Records excerpted from a collection:
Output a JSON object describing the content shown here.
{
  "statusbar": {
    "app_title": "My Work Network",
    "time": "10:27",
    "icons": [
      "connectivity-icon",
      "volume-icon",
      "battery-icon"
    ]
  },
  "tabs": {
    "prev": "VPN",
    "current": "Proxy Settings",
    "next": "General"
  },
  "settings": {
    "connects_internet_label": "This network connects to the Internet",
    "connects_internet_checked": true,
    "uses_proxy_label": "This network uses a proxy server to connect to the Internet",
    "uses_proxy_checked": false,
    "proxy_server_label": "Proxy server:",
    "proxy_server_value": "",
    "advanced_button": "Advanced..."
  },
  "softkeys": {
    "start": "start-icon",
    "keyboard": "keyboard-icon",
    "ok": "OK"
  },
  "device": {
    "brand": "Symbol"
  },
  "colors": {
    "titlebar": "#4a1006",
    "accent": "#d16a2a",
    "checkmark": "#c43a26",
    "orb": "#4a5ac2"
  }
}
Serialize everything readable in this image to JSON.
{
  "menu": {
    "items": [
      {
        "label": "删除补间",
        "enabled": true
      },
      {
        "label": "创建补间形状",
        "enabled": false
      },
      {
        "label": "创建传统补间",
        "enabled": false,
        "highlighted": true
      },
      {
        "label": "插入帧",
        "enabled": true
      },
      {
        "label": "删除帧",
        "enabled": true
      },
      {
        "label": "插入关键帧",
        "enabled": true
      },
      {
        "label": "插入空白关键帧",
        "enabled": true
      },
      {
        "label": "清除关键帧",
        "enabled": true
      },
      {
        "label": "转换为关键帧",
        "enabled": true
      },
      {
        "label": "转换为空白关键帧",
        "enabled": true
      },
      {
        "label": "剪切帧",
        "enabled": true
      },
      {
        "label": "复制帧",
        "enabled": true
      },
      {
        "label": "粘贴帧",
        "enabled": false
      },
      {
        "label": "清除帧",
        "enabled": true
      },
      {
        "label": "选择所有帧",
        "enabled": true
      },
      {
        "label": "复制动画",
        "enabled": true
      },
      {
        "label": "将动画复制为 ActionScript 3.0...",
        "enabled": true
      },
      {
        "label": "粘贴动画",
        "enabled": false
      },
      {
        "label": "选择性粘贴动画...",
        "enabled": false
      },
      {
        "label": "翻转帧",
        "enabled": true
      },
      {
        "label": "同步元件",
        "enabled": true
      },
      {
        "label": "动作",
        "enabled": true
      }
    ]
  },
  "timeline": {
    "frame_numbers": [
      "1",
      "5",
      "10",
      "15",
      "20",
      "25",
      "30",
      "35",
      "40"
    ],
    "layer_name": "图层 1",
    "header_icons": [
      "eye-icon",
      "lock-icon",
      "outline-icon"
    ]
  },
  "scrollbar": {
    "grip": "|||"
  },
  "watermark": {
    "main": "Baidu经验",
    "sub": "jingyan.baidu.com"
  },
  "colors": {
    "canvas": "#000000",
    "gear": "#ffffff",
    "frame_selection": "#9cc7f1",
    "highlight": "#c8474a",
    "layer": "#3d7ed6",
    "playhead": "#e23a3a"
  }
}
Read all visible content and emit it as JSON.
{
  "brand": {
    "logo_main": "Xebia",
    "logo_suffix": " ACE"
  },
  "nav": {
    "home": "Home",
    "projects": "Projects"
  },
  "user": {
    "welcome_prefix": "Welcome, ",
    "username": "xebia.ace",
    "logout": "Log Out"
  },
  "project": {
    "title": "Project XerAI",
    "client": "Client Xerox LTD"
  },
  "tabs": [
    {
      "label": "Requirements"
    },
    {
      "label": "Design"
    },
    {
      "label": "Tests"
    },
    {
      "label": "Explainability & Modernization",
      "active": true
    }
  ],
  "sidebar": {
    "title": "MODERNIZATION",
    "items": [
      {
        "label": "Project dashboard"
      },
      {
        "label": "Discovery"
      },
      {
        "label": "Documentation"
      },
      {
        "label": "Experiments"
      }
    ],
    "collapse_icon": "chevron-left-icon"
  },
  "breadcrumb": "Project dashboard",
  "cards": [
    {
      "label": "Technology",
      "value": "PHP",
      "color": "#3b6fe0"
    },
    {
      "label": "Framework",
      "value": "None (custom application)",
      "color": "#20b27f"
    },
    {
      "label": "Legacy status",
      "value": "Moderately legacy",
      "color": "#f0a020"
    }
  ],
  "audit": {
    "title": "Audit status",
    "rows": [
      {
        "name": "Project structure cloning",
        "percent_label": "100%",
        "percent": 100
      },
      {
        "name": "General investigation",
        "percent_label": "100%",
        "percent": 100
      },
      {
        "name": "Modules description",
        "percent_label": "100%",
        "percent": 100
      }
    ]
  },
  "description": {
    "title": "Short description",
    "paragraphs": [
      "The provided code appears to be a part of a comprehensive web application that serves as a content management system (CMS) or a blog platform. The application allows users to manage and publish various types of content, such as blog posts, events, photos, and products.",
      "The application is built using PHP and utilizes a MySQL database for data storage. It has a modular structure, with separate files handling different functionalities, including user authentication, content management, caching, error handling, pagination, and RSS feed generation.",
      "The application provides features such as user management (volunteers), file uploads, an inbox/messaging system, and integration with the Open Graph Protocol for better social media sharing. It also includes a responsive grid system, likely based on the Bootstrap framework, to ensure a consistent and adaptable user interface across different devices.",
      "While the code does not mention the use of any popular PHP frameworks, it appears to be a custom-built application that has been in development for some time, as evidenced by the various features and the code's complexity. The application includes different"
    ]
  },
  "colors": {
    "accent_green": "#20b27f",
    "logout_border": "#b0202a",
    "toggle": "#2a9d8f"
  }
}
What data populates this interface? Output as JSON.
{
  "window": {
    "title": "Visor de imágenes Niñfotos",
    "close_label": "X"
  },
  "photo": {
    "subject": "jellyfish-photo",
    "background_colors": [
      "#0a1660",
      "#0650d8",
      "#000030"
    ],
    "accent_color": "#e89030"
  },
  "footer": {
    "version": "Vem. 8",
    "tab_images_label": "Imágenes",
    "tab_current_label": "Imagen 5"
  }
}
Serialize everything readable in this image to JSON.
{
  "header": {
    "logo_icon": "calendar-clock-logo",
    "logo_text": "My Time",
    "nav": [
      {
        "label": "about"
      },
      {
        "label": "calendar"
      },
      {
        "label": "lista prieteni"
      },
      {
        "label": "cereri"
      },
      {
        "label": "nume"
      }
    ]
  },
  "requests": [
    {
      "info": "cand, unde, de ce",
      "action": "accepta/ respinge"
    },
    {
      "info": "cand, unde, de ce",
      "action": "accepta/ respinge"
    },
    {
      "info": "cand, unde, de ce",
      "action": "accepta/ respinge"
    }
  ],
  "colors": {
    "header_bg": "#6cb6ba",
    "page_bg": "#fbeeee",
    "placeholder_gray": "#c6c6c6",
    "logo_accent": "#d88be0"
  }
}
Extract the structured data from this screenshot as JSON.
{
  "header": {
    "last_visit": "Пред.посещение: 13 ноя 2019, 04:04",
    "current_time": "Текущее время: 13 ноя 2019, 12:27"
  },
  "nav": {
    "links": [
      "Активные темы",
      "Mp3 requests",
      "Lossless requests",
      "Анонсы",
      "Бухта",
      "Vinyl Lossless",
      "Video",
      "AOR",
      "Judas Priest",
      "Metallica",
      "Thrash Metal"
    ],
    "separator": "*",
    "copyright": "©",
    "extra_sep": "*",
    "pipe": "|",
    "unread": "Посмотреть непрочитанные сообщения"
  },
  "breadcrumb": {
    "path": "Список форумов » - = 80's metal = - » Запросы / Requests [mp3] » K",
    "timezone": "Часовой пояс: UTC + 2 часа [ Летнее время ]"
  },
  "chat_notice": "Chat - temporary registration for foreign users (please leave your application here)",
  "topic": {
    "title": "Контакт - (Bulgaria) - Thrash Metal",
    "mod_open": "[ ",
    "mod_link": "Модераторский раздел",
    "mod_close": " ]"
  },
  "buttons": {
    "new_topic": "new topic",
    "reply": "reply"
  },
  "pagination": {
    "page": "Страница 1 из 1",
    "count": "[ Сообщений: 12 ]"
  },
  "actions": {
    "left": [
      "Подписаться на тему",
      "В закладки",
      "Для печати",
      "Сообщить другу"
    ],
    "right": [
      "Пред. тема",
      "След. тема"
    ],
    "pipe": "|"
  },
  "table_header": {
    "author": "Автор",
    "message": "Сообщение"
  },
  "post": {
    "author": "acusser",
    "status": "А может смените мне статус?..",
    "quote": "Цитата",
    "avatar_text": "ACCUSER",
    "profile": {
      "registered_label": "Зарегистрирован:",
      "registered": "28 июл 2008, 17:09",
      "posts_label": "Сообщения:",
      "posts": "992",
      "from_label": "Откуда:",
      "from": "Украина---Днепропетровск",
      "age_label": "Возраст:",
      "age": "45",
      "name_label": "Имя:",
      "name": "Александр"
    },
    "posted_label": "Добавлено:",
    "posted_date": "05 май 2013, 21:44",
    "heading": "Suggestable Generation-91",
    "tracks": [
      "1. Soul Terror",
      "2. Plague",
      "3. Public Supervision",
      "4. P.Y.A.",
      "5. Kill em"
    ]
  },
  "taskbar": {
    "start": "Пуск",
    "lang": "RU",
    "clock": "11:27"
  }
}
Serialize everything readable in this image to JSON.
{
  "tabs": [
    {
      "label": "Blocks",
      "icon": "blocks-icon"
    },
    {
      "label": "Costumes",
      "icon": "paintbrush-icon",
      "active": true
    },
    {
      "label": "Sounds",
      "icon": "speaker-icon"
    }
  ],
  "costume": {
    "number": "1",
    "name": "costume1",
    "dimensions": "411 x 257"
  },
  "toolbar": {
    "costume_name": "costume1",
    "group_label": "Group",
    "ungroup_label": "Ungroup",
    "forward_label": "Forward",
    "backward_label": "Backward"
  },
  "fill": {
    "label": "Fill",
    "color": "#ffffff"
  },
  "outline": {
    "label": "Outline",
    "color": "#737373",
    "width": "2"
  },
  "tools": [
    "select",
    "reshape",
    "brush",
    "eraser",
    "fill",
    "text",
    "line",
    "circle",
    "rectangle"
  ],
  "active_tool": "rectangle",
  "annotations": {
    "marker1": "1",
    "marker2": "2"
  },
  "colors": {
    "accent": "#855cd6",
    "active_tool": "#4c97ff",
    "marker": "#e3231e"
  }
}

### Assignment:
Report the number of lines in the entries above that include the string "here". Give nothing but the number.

### Finished task:
2